|WikiProject Business / Accounting||(Rated Stub-class)|
Zero net assets
The accounting equation as expressed here and in most textbooks is wrong mathematically. As expressed, it can only be true when the company has zero net assets.
The incorrect expression is;
Assets = Liabilities + Owner's Equity
the correct expression is;
Assets + Liabilities + Owner's Equity = 0
since Liabilities and Owner's Equity have a credit balance, they cancel out the debit balance of the Assets and the result is zero. The three terms form a partition of all of the non-zero balances in the general ledger at the time that the books are closed. Since the general ledger must have a balance of zero by the very definition of double-entry bookkeeping, the three terms of the partitioning must have a summed balance of zero also. The traditional expression of the accounting equation states that the books would have a non-zero balance if the Assets are non-zero.
- The logic is sound, but a premise is faulty; a normal debit balance and a normal credit balance are still both positive.
Merger is being discussed at Talk:Accounting identity EnviroGranny 17:19, 15 April 2007 (UTC) Shows changes in equity of the owner/s in a specific time — Preceding unsigned comment added by 220.127.116.11 (talk) 05:18, 13 June 2011 (UTC)
- Accounting Equation Explanation with Examples

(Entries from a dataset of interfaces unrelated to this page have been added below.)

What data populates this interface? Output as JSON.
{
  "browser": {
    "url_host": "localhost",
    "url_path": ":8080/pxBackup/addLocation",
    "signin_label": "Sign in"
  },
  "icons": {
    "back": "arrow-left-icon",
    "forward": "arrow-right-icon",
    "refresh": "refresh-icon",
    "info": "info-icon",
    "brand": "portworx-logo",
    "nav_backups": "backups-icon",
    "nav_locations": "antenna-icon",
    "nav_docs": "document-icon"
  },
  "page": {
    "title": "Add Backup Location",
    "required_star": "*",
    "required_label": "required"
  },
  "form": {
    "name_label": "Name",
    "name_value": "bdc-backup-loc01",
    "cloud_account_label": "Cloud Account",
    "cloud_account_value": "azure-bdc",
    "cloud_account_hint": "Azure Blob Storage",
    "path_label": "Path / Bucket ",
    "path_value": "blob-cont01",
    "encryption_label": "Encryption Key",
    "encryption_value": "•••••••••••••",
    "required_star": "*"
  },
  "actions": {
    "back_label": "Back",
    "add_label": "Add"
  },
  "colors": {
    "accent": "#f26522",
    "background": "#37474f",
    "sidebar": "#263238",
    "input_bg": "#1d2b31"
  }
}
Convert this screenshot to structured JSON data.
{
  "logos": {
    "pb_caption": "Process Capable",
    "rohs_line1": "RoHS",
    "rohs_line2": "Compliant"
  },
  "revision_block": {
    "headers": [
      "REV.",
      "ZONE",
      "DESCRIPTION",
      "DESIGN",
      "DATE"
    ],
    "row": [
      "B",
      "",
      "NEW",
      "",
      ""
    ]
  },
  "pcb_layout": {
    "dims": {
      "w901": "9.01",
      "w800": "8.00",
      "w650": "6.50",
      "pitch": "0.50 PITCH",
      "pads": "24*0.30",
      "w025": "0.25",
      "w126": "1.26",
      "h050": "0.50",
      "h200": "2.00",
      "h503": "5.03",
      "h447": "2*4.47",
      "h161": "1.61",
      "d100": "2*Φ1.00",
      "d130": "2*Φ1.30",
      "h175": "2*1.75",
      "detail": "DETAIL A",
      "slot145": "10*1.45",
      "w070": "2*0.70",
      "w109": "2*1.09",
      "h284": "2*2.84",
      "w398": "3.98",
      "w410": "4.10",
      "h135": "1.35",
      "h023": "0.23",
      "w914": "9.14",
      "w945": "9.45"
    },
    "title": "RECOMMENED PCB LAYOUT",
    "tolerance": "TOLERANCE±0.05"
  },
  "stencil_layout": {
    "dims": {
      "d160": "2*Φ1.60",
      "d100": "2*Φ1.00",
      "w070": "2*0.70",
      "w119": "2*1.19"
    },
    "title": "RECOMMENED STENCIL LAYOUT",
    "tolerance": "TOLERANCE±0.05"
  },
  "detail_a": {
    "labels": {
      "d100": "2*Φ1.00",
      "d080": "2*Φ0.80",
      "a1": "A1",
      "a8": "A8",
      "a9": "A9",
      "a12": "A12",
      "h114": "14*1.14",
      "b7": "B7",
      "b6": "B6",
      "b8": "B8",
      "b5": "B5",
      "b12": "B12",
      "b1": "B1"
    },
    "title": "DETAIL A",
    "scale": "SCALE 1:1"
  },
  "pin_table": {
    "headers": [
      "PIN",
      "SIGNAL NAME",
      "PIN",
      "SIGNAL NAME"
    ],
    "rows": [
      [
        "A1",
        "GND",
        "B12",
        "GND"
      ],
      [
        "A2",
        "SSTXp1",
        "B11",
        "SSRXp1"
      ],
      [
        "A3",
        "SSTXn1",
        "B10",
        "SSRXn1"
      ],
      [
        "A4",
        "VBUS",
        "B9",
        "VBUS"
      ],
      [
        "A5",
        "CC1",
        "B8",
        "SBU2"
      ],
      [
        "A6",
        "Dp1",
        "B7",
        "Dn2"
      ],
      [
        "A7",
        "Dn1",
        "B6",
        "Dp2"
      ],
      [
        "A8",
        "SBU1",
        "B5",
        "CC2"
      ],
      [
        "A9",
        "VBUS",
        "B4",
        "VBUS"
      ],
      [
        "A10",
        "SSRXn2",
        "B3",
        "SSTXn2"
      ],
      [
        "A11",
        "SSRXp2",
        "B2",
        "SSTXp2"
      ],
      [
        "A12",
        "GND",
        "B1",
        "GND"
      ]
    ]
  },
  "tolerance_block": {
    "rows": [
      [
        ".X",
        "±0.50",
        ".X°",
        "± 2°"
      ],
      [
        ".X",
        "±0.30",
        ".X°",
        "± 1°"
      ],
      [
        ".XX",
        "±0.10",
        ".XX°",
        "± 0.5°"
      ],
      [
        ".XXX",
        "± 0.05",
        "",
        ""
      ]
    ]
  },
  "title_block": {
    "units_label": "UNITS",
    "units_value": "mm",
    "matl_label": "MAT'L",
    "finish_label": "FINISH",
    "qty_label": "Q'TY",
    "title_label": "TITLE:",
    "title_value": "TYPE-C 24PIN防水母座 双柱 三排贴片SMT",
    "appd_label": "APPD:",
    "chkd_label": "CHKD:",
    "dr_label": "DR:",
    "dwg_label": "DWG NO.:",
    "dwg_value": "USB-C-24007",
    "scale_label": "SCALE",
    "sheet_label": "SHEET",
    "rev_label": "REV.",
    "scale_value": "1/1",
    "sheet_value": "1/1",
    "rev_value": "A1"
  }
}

--Foggy Morning 03:13, 30 June 2007 (UTC)
- I found where it's used in the text. I'm linking it as a reference. --Foggy Morning 20:21, 8 July 2007 (UTC)
Better description of the Equation
I believe that the following wikipedia link better describes the equation and should be merged into this page:
Double-entry_bookkeeping_system#Debits_and_credits —Preceding unsigned comment added by 18.104.22.168 (talk) 06:25, 11 January 2009 (UTC)